All of this activity with his own company did not prohibit André Lurton from being key player in both regional and national organizations.  In 1963, he founded the Grézillac Oenological Study & Information Center (1 000 members vinifying 800 000 Hectoliters of Bordeaux wine which represents 12% of the regional production).  The Center advocates modern vinification techniques with the goal to improve the quality of the member’s production.  André Lurton served as President of the Center for 35 years.

Federating the producers of the Northern Graves region, André Lurton instigated and led the campaign for the creation of the new Appellation d’Origine Contrôlée, Pessac-Léognan.  After 20 years of struggle and negotiations, Pessac-Léognan was recognized in 1987 and André Lurton served as the President of its Syndicat Viticole until 2006.  In addition, André Lurton served as President (1951 – 1955) of the National Young Farmers Circle (CNJA), an independent national association.  His leadership, life-long dedication to protect the viticulture lands against urbanization, and participation in numerous appellations including Entre-Deux-Mers (President), Bordeaux (Vice-President) and the CIVB, the professional organization for the promotion of Bordeaux wines (Founding Member) has had a profound effect on the Bordeaux region.

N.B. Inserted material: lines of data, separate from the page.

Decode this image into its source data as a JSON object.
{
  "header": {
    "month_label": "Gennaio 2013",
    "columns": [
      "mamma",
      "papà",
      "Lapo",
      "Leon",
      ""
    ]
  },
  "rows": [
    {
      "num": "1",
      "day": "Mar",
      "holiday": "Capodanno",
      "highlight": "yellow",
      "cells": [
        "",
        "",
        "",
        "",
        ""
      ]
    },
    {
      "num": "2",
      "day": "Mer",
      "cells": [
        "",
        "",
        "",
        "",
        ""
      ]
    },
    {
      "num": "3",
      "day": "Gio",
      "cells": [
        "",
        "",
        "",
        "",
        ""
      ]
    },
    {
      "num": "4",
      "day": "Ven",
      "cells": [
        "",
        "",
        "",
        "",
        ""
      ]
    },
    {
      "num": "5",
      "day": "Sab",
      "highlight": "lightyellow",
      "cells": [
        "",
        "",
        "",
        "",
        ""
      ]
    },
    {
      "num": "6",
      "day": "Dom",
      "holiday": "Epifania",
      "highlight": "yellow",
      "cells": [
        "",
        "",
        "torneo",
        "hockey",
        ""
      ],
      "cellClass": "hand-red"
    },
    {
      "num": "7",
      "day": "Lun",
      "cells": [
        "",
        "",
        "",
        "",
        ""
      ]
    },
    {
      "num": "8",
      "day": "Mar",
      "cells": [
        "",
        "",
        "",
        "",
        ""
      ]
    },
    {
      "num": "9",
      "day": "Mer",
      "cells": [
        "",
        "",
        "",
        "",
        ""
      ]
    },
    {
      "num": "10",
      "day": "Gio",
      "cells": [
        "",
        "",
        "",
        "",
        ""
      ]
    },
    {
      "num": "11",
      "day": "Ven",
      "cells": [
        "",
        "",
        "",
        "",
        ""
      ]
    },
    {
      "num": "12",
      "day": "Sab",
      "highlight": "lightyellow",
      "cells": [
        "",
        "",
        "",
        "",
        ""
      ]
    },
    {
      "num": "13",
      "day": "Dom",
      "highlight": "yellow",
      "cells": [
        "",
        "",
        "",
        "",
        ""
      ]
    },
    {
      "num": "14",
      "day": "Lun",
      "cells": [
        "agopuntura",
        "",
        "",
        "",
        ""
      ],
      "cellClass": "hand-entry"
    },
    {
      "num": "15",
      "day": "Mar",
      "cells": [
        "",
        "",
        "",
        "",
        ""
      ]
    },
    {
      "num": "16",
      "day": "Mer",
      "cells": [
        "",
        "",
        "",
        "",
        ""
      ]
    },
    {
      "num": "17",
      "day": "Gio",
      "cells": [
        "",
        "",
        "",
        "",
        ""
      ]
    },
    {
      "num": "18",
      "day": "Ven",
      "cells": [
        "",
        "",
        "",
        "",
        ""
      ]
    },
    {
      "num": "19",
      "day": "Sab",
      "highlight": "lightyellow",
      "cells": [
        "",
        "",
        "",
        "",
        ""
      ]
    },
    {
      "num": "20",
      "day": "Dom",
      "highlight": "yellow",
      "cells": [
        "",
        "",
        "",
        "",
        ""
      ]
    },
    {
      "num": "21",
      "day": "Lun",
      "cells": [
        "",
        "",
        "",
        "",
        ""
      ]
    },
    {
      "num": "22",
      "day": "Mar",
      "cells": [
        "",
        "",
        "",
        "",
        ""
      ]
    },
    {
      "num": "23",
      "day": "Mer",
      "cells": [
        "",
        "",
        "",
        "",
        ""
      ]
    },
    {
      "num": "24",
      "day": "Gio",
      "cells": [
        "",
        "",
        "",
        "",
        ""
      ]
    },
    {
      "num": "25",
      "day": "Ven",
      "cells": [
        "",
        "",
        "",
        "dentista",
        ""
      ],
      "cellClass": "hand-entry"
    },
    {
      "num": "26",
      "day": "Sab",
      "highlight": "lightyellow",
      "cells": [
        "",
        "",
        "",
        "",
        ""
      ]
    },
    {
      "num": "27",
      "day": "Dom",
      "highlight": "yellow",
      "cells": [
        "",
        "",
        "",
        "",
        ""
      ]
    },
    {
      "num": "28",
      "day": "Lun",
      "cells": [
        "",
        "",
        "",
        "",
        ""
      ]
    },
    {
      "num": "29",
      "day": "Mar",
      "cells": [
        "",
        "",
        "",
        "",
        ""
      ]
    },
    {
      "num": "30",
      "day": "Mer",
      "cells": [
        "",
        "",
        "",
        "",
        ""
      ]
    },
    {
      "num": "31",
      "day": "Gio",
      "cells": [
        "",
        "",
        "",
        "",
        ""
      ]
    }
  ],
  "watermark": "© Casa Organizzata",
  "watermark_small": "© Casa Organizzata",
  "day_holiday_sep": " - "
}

André Lurton has not only been involved with viticulture organizations, but he also began serving his community in 1947, at the young age of 23 years old, when he was elected to the City Council of Grézillac.  After 60 years of service – with 40 years as Mayor of Grézillac – André Lurton retired from his elected positions in 2008.

Throughout his life, André Lurton has been awarded several prestigious honors including the Knight of the Order in the Legion of Honor, Officer in the Order of the National Merit, Knight of the Agricultural Order of Merit, and the Military Cross 1939 – 1945.

Today, André Lurton lives at Château Bonnet – residing in the same room where he was born.  With his wife Elisabeth, who passed away in 2006, they have 7 children, 12 grandchildren, and 10 great grandchildren.